▶ **TASK DESCRIPTION**: Across the data below, count every line where the string "Information" appears. Answer with the number alone.

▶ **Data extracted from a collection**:
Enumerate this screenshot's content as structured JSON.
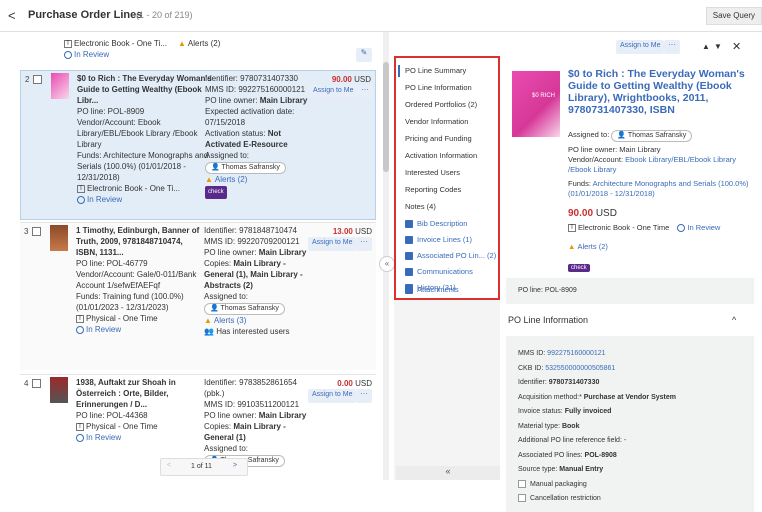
{
  "header": {
    "back": "<",
    "title": "Purchase Order Lines",
    "count": "(1 - 20 of 219)",
    "save_query": "Save Query"
  },
  "rows": [
    {
      "tail_format": "Electronic Book - One Ti...",
      "tail_alerts": "Alerts (2)",
      "tail_status": "In Review"
    },
    {
      "num": "2",
      "title": "$0 to Rich : The Everyday Woman's Guide to Getting Wealthy (Ebook Libr...",
      "po_line": "PO line: POL-8909",
      "vendor": "Vendor/Account: Ebook Library/EBL/Ebook Library /Ebook Library",
      "funds": "Funds: Architecture Monographs and Serials (100.0%) (01/01/2018 - 12/31/2018)",
      "format": "Electronic Book - One Ti...",
      "status": "In Review",
      "identifier": "Identifier: 9780731407330",
      "mms": "MMS ID: 992275160000121",
      "owner_label": "PO line owner: ",
      "owner": "Main Library",
      "expected": "Expected activation date: 07/15/2018",
      "activation_label": "Activation status: ",
      "activation": "Not Activated E-Resource",
      "assigned": "Assigned to:",
      "assignee": "Thomas Safransky",
      "alerts": "Alerts (2)",
      "check": "check",
      "price": "90.00",
      "currency": "USD",
      "assign_btn": "Assign to Me",
      "more": "···"
    },
    {
      "num": "3",
      "title": "1 Timothy, Edinburgh, Banner of Truth, 2009, 9781848710474, ISBN, 1131...",
      "po_line": "PO line: POL-46779",
      "vendor": "Vendor/Account: Gale/0-011/Bank Account 1/sefwEfAEFqf",
      "funds": "Funds: Training fund (100.0%) (01/01/2023 - 12/31/2023)",
      "format": "Physical - One Time",
      "status": "In Review",
      "identifier": "Identifier: 9781848710474",
      "mms": "MMS ID: 99220709200121",
      "owner_label": "PO line owner: ",
      "owner": "Main Library",
      "copies_label": "Copies: ",
      "copies": "Main Library - General (1), Main Library - Abstracts (2)",
      "assigned": "Assigned to:",
      "assignee": "Thomas Safransky",
      "alerts": "Alerts (3)",
      "interested": "Has interested users",
      "price": "13.00",
      "currency": "USD",
      "assign_btn": "Assign to Me",
      "more": "···"
    },
    {
      "num": "4",
      "title": "1938, Auftakt zur Shoah in Österreich : Orte, Bilder, Erinnerungen / D...",
      "po_line": "PO line: POL-44368",
      "format": "Physical - One Time",
      "status": "In Review",
      "identifier": "Identifier: 9783852861654 (pbk.)",
      "mms": "MMS ID: 99103511200121",
      "owner_label": "PO line owner: ",
      "owner": "Main Library",
      "copies_label": "Copies: ",
      "copies": "Main Library - General (1)",
      "assigned": "Assigned to:",
      "assignee": "Thomas Safransky",
      "price": "0.00",
      "currency": "USD",
      "assign_btn": "Assign to Me",
      "more": "···"
    }
  ],
  "pager": {
    "prev": "<",
    "label": "1 of 11",
    "next": ">"
  },
  "nav": {
    "items": [
      "PO Line Summary",
      "PO Line Information",
      "Ordered Portfolios (2)",
      "Vendor Information",
      "Pricing and Funding",
      "Activation Information",
      "Interested Users",
      "Reporting Codes",
      "Notes (4)"
    ],
    "links": [
      "Bib Description",
      "Invoice Lines (1)",
      "Associated PO Lin...  (2)",
      "Communications",
      "History (31)",
      "Attachments"
    ],
    "collapse": "«",
    "expand": "«"
  },
  "detail": {
    "assign_btn": "Assign to Me",
    "more": "···",
    "close": "✕",
    "cover_text": "$0 RICH",
    "title": "$0 to Rich : The Everyday Woman's Guide to Getting Wealthy (Ebook Library), Wrightbooks, 2011, 9780731407330, ISBN",
    "assigned_label": "Assigned to:",
    "assignee": "Thomas Safransky",
    "owner": "PO line owner: Main Library",
    "vendor_label": "Vendor/Account: ",
    "vendor": "Ebook Library/EBL/Ebook Library /Ebook Library",
    "funds_label": "Funds: ",
    "funds": "Architecture Monographs and Serials (100.0%) (01/01/2018 - 12/31/2018)",
    "price": "90.00",
    "currency": "USD",
    "format": "Electronic Book - One Time",
    "status": "In Review",
    "alerts": "Alerts (2)",
    "check": "check",
    "po_line": "PO line: POL-8909",
    "section_title": "PO Line Information",
    "info": {
      "mms_label": "MMS ID: ",
      "mms": "992275160000121",
      "ckb_label": "CKB ID: ",
      "ckb": "532550000000505861",
      "identifier_label": "Identifier: ",
      "identifier": "9780731407330",
      "acq_label": "Acquisition method:* ",
      "acq": "Purchase at Vendor System",
      "invoice_label": "Invoice status: ",
      "invoice": "Fully invoiced",
      "material_label": "Material type: ",
      "material": "Book",
      "addref_label": "Additional PO line reference field: -",
      "assoc_label": "Associated PO lines: ",
      "assoc": "POL-8908",
      "source_label": "Source type: ",
      "source": "Manual Entry",
      "manual_packaging": "Manual packaging",
      "cancellation": "Cancellation restriction"
    }
  },
  "colors": {
    "accent": "#3a6bb8",
    "price": "#c83030",
    "highlight_border": "#d93030",
    "check_badge": "#5a2a8a"
  }
}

▶ **TASK ANSWER**: 4